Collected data
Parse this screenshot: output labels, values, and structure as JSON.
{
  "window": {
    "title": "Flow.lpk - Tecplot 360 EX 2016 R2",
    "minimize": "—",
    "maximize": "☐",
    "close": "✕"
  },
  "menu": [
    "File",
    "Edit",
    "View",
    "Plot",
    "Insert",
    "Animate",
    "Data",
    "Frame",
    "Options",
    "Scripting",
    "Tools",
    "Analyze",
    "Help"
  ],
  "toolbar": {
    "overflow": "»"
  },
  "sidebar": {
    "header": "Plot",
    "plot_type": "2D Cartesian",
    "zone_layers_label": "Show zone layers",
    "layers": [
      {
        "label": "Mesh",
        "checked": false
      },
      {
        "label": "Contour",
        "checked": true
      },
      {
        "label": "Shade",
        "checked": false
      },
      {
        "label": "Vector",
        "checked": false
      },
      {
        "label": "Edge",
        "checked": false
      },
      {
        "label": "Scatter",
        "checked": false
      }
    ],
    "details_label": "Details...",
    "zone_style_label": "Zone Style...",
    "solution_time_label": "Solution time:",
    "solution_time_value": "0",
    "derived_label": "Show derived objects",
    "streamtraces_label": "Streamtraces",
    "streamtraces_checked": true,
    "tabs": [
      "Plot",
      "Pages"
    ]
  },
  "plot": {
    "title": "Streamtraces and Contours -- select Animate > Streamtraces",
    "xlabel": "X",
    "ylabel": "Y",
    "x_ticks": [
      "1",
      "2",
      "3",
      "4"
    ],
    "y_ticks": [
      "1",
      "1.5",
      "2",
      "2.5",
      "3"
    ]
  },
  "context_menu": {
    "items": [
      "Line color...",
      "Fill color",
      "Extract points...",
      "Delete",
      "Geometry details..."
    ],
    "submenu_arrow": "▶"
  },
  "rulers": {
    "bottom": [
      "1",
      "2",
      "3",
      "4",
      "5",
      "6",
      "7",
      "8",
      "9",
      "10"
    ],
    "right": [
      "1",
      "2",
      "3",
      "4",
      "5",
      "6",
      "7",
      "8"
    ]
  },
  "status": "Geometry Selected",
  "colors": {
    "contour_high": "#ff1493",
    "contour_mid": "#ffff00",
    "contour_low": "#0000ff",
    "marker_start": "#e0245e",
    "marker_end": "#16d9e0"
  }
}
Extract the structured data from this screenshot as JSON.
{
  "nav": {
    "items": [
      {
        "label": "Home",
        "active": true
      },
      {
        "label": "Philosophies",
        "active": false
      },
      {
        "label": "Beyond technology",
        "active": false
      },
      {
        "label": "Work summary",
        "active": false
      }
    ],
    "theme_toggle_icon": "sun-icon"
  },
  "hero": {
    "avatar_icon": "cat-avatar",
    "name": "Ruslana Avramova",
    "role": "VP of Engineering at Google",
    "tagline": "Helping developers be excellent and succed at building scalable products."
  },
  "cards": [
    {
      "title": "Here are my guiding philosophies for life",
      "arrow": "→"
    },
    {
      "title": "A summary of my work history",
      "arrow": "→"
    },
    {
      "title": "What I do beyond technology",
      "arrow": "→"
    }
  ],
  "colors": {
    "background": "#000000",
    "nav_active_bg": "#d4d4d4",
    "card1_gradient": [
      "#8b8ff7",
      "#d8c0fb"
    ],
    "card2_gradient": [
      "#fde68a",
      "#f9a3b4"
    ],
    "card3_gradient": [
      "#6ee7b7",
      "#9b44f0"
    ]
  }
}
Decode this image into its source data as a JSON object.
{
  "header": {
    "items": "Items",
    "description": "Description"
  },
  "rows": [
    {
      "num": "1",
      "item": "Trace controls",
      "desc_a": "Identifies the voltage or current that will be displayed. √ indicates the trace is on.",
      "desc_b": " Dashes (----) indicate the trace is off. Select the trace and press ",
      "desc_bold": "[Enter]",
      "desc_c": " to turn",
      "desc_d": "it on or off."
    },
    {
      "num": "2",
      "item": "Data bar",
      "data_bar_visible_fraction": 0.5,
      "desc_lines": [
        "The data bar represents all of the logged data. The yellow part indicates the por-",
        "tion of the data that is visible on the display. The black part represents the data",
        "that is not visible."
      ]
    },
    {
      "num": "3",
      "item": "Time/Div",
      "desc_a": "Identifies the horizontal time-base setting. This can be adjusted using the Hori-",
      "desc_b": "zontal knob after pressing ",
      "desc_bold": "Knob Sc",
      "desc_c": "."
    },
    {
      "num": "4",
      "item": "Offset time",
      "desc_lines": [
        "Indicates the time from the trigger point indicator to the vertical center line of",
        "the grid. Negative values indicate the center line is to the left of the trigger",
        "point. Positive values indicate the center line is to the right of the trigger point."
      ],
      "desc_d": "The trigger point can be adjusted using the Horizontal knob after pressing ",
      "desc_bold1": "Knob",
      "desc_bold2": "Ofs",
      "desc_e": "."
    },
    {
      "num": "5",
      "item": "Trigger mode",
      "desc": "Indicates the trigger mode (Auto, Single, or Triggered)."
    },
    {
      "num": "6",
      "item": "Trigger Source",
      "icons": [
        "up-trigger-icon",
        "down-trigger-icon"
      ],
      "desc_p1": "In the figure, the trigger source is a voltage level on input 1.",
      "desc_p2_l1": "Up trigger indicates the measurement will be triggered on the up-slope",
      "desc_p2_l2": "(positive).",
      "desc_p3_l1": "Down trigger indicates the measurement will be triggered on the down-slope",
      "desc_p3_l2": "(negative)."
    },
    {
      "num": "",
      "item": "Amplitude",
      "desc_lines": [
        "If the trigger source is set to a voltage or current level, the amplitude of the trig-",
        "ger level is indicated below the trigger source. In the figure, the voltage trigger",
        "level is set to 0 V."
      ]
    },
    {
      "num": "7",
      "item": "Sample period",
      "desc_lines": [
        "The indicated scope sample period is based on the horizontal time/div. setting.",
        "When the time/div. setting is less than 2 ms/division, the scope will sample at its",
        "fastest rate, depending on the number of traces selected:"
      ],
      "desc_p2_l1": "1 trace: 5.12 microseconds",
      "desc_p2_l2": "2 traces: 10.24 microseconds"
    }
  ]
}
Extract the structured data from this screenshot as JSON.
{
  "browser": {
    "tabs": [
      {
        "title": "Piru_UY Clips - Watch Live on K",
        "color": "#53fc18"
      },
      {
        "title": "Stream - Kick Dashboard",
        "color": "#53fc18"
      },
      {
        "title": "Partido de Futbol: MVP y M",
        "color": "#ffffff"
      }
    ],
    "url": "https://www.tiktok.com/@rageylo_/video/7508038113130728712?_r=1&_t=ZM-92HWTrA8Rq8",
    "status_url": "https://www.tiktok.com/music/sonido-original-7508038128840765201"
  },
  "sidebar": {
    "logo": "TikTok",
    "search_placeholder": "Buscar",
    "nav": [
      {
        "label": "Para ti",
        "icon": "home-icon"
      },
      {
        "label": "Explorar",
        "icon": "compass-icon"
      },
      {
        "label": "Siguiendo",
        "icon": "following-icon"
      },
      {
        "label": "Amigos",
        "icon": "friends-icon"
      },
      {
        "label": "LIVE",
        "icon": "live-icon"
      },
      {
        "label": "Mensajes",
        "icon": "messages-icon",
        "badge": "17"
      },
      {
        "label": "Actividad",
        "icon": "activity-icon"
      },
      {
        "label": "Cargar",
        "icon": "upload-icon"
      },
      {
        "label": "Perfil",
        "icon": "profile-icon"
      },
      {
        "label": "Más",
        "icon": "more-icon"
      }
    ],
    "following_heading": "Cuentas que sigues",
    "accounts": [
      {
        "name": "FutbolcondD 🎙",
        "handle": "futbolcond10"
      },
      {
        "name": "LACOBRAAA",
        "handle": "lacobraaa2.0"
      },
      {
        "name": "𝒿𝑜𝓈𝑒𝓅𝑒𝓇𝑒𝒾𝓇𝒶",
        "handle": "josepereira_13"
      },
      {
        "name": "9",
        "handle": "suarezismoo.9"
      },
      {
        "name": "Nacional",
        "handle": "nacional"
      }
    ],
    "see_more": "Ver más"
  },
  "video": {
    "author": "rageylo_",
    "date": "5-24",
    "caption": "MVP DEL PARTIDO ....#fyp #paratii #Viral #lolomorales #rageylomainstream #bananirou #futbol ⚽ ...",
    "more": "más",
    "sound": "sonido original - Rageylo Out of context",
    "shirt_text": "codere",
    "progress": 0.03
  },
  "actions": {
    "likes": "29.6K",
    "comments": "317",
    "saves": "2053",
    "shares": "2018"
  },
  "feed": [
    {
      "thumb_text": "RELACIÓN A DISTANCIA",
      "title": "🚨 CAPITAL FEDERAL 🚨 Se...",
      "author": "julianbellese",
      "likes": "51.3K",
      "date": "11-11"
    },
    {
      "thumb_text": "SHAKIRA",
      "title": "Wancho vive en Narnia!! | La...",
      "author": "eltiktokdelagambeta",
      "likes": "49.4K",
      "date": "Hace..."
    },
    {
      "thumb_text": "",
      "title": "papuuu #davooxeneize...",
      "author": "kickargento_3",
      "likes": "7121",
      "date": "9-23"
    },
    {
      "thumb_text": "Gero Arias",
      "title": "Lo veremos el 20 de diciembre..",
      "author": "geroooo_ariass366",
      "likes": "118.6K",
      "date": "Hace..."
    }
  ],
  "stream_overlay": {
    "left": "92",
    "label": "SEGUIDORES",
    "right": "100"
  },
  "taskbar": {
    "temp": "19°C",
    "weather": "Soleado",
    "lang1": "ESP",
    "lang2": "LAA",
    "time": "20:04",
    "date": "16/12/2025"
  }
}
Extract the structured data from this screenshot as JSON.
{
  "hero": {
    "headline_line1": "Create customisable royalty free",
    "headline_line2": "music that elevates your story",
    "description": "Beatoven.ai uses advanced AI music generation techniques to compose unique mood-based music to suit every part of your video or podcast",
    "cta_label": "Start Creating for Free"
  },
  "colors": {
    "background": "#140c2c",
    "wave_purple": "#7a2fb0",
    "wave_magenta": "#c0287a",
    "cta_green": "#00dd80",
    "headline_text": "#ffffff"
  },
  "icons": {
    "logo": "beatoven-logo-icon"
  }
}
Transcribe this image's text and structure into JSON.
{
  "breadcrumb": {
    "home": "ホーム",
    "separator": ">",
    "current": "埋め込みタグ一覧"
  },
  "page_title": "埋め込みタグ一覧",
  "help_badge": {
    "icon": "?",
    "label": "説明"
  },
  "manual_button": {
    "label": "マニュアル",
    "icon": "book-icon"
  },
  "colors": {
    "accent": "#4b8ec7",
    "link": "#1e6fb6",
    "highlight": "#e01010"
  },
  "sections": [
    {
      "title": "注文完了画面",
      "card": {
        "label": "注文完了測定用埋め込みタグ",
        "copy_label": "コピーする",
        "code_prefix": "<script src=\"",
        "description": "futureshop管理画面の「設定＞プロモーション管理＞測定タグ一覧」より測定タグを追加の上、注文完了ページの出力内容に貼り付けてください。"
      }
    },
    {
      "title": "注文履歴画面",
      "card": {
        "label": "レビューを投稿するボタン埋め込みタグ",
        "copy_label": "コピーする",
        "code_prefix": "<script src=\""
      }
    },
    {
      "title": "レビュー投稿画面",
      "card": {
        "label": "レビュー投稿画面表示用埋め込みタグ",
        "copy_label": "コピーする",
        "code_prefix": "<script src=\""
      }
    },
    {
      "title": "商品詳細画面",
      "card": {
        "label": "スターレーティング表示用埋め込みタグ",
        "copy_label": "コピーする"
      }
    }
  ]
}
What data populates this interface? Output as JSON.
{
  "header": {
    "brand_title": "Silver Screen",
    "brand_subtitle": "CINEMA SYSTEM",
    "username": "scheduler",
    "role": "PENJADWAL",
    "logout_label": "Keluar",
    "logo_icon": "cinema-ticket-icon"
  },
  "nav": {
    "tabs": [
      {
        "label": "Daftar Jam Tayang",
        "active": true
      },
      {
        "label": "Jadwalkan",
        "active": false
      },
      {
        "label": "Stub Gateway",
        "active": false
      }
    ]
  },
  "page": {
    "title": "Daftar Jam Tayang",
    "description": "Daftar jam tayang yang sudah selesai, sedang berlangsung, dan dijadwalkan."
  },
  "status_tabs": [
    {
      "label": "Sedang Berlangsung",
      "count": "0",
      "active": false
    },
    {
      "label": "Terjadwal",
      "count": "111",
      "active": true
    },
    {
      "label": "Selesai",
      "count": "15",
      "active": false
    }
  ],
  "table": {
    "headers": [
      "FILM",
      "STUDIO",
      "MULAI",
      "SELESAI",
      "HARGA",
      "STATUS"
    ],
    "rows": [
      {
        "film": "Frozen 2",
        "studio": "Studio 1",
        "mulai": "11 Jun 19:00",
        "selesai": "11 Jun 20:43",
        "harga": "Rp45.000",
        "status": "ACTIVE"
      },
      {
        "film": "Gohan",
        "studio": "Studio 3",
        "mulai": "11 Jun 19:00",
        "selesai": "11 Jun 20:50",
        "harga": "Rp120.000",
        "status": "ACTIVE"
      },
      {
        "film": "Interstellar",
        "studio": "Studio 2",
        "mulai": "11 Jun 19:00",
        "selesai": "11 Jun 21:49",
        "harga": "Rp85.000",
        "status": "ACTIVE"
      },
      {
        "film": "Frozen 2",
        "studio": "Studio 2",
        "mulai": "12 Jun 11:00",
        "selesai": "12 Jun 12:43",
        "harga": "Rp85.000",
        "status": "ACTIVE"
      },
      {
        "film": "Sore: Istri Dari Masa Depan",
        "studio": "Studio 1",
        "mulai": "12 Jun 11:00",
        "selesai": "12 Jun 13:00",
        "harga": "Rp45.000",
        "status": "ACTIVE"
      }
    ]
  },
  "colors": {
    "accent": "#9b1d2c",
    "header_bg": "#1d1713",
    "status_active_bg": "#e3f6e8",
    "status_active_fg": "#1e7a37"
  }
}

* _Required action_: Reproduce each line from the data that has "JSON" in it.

* _Answer area_:
Parse this screenshot: output labels, values, and structure as JSON.
Extract the structured data from this screenshot as JSON.
Decode this image into its source data as a JSON object.
Extract the structured data from this screenshot as JSON.
Extract the structured data from this screenshot as JSON.
Transcribe this image's text and structure into JSON.
What data populates this interface? Output as JSON.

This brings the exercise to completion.